Similarly we have the Senior Warden in the west with his assistant the Junior Deacon on his right and are therefore between the Senior Warden and the setting sun. In the south, of course, we have the Junior Warden whose symbol of office is the plumb line, with plummet affixed. This is precisely the tool he would require for marking the moment the sun reaches its zenith on the meridian. He needs no assistant. His duty, when asked, is to “observe the sun on (or at) its meridian, to call the Brethren from labour to refreshment, and from refreshment to labour.”
McClintoch asks if it is merely coincidence that the principal officers of a modern Masonic Lodge are of the right number, the right tools, and in precisely the same positions to carry out the duties of this priesthood?
Brethren, this is only one of many of the situations put forward in Macintosh’s thesis - that Freemasonry has preserved the rituals and customs of the pre-Christian societies.
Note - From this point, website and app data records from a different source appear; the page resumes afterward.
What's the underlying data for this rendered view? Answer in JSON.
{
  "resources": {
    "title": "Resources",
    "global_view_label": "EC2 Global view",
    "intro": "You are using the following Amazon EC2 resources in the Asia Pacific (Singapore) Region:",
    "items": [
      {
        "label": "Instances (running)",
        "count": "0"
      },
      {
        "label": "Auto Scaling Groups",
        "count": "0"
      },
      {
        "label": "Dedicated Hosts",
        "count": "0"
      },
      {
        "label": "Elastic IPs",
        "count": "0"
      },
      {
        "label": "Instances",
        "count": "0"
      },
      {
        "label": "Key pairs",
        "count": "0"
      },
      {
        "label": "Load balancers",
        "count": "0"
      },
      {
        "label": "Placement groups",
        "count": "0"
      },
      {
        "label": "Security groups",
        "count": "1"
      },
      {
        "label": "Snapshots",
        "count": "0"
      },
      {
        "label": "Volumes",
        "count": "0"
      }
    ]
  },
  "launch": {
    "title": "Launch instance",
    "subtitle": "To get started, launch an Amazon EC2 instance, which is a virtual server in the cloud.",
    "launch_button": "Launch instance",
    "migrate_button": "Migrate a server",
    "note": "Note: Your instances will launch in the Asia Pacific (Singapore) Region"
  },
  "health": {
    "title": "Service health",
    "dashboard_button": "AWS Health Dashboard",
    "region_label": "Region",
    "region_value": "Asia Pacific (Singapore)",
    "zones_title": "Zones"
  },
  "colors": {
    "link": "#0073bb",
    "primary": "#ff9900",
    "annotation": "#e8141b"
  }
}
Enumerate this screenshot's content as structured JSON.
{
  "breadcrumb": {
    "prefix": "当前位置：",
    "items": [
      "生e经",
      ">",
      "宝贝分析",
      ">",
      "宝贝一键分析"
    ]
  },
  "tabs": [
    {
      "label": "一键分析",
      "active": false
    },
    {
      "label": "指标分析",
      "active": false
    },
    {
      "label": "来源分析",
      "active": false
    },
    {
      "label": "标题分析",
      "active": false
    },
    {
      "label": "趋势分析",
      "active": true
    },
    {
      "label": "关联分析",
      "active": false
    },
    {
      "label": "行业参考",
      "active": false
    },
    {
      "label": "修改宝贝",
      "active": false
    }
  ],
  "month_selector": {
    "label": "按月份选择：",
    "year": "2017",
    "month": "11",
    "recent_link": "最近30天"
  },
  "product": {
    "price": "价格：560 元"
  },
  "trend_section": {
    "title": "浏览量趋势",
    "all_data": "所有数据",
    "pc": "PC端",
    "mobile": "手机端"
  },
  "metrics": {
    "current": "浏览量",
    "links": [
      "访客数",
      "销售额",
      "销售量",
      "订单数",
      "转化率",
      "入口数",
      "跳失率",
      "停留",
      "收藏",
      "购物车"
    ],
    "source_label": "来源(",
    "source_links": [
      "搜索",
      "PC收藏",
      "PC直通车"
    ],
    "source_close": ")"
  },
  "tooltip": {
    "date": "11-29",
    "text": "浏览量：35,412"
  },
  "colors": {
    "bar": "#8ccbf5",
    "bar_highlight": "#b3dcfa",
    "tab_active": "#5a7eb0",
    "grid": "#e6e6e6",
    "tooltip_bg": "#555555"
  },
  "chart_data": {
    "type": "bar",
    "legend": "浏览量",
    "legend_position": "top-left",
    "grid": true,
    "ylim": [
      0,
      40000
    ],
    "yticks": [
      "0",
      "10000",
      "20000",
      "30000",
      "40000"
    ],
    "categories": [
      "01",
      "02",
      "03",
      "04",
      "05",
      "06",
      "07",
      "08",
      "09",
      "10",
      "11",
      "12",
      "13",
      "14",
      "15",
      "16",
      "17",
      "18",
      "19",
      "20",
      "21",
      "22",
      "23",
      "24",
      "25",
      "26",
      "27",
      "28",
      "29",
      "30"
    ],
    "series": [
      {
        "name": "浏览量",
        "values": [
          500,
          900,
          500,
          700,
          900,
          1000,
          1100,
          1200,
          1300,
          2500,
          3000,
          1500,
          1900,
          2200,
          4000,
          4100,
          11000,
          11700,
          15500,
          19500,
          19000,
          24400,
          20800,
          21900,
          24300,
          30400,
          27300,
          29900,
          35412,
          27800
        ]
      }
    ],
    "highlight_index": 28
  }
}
I use this example because Venus is the ruling planet for the month of October in which my birthday falls and I will be taking much more interest in it in future. In the process of reading this book I have become aware of the more esoteric meanings behind the exoteric demonstrations of our fraternity.
As Freemasons we are taught to study the Liberal Arts and Sciences. Astronomy and astrology clearly lie within the compass of this exhortation and for those of you, like me, who are seeking the truth about the origins of Freemasonry, I strongly recommend Chris McClintock’s book to you.
Thank you brethren for listening; are there any questions?